- [PROBLEM STATEMENT]:
The lines wanted are those in the data below that include "Assignment".

- [INFORMATION SHOWN]:
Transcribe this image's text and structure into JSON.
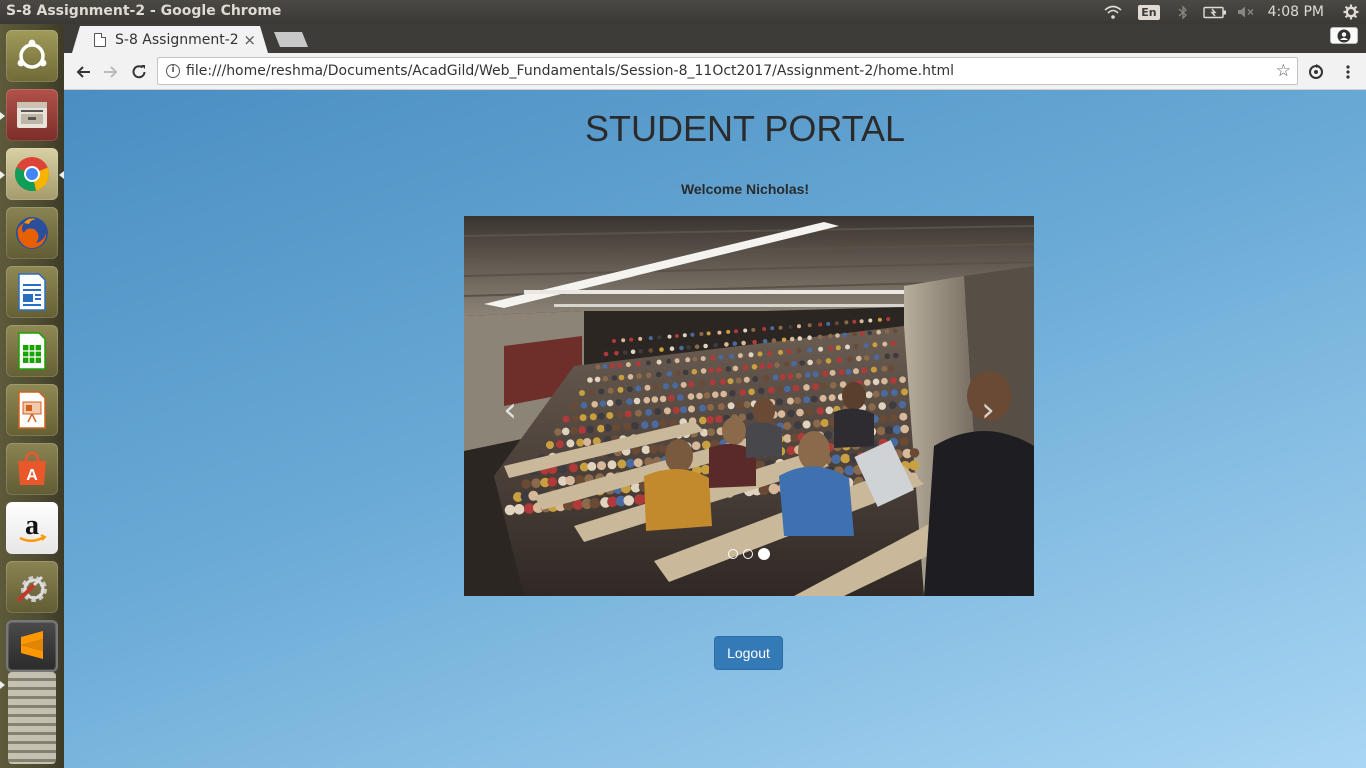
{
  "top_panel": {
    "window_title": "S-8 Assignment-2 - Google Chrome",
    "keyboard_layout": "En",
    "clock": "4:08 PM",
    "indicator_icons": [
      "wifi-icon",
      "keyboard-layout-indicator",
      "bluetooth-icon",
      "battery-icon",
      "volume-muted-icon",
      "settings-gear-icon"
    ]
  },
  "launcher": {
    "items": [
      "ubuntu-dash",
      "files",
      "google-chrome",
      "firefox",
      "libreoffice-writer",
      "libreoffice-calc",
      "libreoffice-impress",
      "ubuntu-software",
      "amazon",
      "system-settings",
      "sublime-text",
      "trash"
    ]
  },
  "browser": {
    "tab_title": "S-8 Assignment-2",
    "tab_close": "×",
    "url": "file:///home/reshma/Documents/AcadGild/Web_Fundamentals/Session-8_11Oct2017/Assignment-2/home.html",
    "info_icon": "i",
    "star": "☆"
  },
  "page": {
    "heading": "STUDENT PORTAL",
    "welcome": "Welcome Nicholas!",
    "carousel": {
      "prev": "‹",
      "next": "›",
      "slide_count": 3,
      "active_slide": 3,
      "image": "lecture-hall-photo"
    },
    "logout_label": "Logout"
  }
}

- [RESPONSE TO THE EXERCISE]:
    "window_title": "S-8 Assignment-2 - Google Chrome",
    "tab_title": "S-8 Assignment-2",
    "url": "file:///home/reshma/Documents/AcadGild/Web_Fundamentals/Session-8_11Oct2017/Assignment-2/home.html",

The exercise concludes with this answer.